Within a week, his son was on his way back to the United States, where the El Centro hospital was waiting to take him in and write off his care as charity.
"This was a kid who came to this country legally, worked here legally and had an accident," said Green, president of the city-owned hospital. "For God's sake, don't we take care of our folk? To me, this case shows one of the disastrously broken pieces of our health care system."
Torres arrived from Mexico in septic shock, a potentially fatal condition caused by overwhelming infection. After 18 days at El Centro, he woke forcefully from his coma. "They took out his trach tube, he cleared his throat and said, 'Where's my mom?"' his father said.
Told of the progress that the younger Torres had made, McBride said, "That's wonderful," adding that she thought it a testament to the emergency care at her hospital. "Maybe if he had been in a different setting, he may not have survived," she said.
The Torreses have filed a detailed complaint against St. Joseph's with the Arizona health department, and the matter is under investigation.
Now Torres walks with a cane and speaks slurred but comprehensible Spanish.

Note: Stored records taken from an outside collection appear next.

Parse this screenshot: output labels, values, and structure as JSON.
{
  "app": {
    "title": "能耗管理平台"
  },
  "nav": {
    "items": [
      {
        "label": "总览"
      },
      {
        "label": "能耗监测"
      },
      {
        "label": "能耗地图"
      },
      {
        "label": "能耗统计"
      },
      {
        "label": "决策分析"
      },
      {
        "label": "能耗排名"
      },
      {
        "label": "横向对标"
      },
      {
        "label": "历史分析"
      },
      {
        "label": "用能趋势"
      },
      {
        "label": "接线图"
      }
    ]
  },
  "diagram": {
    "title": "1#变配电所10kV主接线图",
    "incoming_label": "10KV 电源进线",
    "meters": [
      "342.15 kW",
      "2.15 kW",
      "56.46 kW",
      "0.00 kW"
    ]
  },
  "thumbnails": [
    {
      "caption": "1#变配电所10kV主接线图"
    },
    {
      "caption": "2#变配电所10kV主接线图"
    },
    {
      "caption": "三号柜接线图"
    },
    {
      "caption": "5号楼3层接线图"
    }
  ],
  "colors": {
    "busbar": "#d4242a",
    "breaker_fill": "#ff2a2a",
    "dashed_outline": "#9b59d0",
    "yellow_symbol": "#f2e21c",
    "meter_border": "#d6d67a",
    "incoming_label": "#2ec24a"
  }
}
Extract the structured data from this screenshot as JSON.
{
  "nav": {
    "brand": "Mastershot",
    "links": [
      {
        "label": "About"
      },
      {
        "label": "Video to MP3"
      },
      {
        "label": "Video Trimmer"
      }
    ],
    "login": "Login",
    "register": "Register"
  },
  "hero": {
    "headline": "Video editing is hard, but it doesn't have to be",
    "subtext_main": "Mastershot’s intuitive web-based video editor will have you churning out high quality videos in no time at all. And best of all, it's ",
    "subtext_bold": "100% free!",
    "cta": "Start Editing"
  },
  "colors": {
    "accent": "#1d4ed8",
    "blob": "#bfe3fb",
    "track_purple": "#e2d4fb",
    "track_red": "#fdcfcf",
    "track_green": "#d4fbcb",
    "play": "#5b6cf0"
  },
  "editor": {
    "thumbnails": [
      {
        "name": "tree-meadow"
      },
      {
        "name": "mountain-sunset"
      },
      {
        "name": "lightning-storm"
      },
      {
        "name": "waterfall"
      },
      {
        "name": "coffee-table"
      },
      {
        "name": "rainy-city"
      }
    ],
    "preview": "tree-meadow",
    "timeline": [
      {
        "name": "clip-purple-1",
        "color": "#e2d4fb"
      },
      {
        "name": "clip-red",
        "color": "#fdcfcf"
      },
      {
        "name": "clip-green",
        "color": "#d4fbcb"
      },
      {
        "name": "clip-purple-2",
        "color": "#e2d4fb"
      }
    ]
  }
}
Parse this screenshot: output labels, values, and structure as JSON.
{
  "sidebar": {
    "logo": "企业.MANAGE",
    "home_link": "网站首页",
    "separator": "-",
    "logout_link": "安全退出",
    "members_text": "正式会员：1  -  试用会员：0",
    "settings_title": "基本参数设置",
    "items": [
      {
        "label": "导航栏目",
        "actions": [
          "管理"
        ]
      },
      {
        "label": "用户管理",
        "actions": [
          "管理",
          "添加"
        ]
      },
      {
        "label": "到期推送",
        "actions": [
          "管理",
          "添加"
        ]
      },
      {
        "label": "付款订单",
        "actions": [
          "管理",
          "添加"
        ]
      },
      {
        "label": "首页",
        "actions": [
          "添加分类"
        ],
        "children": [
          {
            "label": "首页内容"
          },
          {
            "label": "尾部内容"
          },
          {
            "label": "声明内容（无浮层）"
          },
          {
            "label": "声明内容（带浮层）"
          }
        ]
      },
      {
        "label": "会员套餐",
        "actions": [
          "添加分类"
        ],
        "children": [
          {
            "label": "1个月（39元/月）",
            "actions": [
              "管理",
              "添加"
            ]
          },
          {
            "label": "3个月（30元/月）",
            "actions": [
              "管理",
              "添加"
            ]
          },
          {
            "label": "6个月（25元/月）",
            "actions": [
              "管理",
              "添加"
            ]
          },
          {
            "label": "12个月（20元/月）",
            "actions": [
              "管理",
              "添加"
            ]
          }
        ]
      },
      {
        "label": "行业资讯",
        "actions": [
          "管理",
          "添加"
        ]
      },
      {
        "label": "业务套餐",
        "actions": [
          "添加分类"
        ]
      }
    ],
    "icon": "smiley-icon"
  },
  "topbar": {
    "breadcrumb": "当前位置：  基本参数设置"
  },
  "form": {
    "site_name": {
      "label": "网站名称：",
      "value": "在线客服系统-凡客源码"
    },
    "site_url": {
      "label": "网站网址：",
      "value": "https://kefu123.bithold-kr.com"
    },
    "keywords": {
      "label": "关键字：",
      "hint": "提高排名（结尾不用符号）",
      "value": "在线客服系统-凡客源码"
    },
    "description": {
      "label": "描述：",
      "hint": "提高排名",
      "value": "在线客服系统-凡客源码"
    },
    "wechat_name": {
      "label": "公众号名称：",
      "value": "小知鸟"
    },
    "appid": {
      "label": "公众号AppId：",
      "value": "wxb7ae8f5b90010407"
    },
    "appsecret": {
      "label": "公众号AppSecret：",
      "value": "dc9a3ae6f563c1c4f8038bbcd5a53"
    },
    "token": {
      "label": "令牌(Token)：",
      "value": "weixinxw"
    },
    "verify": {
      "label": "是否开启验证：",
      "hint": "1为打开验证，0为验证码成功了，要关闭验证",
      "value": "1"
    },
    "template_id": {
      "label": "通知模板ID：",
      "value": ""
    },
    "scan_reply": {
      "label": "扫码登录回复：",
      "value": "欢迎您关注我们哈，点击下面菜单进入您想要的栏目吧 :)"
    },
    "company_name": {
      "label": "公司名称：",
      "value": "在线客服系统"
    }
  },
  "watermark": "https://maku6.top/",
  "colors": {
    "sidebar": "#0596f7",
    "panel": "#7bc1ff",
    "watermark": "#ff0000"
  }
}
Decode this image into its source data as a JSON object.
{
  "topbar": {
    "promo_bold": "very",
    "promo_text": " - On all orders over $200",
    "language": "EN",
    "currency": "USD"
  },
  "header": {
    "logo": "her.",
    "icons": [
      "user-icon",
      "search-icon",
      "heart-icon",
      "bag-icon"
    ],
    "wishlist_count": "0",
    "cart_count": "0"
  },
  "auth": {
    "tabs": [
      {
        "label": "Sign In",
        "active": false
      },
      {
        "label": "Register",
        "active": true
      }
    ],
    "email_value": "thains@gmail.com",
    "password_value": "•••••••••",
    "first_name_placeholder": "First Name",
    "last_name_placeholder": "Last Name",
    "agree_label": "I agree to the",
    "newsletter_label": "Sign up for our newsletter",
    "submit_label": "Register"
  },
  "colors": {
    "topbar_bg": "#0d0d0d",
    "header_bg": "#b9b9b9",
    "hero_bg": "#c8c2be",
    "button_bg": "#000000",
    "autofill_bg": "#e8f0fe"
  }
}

He is itching to climb back onto a combine and cut alfalfa alongside his father. For the moment, though, he is commuting with his mother from Arizona to California for therapy.
Back in Arizona, his father sat stolidly for hours on a worn couch in the concrete barracks-style housing where his family lives, letting the conversation swirl around him.
"Imagine if I had said, 'O.K., disconnect him,"' Jesús Torres said.
Pilar Conci contributed reporting from New York and Tina Lee from Ningbo.